> The task:
Your task is to copy every line of the entries that holds the word "JSON".

Records contained in a dataset
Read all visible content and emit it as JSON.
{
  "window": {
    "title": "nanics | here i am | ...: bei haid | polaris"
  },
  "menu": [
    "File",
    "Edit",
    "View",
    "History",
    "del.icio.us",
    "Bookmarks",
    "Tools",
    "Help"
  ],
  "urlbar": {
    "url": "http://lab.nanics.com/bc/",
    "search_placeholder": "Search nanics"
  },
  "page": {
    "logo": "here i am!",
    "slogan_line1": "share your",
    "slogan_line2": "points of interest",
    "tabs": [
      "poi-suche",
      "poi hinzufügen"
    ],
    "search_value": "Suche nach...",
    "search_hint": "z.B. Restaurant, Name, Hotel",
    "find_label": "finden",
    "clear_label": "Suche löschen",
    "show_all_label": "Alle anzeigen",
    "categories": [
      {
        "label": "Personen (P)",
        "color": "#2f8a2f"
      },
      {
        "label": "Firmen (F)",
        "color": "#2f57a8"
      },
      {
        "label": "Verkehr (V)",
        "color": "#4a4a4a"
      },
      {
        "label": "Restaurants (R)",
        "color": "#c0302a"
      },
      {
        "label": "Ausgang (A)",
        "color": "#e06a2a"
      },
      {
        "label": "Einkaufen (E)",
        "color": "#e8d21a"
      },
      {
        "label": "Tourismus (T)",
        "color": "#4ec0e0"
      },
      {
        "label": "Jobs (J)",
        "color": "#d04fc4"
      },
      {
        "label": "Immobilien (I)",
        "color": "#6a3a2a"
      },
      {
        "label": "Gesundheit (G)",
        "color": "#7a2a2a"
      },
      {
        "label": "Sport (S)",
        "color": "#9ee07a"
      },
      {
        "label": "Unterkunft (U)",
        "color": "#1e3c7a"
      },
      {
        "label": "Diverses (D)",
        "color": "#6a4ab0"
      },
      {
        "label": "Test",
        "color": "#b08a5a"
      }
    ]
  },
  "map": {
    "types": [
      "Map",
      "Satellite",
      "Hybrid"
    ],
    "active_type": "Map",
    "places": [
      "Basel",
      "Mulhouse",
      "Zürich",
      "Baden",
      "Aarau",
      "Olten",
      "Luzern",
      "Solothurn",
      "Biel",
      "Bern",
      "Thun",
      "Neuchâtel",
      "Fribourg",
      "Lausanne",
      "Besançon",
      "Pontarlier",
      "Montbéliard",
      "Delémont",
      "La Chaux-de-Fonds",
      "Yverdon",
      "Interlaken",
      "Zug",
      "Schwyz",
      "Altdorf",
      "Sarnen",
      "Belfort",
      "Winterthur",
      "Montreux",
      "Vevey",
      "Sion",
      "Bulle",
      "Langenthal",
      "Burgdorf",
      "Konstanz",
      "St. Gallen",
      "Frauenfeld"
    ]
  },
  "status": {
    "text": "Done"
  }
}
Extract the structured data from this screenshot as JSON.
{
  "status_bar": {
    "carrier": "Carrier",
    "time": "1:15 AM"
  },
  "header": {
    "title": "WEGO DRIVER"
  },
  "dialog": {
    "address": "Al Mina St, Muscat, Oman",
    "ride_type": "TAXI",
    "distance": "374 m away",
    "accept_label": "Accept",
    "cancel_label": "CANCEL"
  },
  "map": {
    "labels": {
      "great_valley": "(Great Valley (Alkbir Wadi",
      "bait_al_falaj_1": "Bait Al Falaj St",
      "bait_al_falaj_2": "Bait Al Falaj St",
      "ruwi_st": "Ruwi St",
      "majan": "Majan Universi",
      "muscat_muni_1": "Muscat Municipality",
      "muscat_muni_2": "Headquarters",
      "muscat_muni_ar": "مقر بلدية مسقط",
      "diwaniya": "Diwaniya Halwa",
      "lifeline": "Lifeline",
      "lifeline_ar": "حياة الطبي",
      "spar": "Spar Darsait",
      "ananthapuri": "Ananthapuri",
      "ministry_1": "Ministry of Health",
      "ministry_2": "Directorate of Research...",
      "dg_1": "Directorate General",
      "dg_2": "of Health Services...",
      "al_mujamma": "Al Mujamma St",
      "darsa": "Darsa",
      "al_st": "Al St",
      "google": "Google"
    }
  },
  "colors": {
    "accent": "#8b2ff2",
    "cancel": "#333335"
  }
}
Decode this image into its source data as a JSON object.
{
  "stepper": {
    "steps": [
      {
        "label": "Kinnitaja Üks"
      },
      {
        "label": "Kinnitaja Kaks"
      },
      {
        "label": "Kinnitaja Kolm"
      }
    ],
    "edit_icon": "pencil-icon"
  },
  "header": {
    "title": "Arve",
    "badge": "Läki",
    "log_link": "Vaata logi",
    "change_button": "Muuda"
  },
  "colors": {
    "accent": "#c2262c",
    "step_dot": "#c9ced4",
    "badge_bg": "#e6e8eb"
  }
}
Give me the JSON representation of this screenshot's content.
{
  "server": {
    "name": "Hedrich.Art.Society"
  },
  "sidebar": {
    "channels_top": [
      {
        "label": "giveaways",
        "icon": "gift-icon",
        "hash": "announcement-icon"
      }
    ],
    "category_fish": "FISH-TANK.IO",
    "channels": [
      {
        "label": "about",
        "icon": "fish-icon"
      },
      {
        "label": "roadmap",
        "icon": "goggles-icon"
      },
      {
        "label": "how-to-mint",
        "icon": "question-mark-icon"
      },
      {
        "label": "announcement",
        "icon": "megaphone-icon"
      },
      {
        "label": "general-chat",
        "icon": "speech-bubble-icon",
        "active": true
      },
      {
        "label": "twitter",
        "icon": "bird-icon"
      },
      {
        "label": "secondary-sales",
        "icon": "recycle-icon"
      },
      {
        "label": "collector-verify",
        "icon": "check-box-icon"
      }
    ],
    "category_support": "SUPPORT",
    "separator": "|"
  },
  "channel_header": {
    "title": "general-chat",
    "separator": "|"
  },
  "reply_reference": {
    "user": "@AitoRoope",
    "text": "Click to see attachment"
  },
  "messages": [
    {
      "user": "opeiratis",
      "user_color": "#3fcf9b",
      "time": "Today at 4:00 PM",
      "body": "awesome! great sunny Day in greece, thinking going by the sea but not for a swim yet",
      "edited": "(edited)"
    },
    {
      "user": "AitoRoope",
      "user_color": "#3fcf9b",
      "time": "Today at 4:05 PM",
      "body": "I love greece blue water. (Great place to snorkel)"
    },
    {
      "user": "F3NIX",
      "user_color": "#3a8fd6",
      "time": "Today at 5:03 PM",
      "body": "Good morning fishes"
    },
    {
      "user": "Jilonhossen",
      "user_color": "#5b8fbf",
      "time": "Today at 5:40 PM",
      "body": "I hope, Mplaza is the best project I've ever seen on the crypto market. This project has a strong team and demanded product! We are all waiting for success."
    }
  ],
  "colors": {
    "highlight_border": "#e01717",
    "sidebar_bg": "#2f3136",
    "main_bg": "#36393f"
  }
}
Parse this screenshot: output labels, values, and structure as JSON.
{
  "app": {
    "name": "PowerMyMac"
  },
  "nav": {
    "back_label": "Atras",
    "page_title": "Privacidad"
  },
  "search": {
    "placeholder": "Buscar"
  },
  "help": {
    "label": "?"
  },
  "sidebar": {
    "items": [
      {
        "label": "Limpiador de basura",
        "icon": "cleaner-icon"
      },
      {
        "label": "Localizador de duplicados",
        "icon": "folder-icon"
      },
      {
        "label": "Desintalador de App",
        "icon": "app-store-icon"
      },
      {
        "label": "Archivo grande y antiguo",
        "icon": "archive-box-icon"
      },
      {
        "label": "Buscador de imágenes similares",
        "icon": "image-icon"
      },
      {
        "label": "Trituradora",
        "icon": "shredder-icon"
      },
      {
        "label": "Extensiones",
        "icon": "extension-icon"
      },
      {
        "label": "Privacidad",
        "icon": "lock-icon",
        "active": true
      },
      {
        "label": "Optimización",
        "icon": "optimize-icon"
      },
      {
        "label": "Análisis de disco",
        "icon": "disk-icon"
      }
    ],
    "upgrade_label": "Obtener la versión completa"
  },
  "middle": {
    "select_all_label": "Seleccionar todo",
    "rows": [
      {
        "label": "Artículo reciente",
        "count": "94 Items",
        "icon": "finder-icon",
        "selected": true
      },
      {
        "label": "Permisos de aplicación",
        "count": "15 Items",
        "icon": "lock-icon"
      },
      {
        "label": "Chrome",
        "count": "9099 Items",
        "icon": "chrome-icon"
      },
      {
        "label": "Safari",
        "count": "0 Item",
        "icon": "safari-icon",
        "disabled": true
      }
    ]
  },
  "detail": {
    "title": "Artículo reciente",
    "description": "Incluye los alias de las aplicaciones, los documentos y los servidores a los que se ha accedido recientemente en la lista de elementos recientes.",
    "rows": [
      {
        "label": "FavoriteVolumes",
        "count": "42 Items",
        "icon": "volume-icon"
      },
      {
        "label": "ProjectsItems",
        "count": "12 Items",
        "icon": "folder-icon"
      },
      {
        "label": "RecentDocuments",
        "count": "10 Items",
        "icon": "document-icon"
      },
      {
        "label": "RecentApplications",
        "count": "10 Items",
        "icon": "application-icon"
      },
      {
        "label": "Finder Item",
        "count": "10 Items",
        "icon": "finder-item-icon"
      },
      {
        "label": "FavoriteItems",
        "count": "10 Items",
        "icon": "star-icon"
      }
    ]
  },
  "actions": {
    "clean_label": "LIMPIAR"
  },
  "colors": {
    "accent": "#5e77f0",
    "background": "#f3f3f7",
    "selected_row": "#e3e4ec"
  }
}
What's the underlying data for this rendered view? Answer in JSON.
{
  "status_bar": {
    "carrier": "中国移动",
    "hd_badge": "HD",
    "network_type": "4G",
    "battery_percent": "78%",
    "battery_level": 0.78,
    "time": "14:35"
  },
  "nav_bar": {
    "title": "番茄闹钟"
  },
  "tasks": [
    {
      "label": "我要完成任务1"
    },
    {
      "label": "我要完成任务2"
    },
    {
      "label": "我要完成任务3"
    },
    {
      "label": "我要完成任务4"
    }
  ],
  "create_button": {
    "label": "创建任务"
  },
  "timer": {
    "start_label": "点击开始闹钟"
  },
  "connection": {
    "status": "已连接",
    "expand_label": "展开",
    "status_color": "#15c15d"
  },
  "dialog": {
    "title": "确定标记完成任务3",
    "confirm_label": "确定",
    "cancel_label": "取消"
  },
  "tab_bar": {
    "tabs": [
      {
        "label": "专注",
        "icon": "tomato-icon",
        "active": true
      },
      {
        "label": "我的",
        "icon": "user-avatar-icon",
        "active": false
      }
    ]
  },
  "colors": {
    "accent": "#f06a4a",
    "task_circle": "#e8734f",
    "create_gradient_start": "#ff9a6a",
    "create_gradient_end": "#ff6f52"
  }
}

> Answer below:
Read all visible content and emit it as JSON.
Extract the structured data from this screenshot as JSON.
Decode this image into its source data as a JSON object.
Give me the JSON representation of this screenshot's content.
Parse this screenshot: output labels, values, and structure as JSON.
What's the underlying data for this rendered view? Answer in JSON.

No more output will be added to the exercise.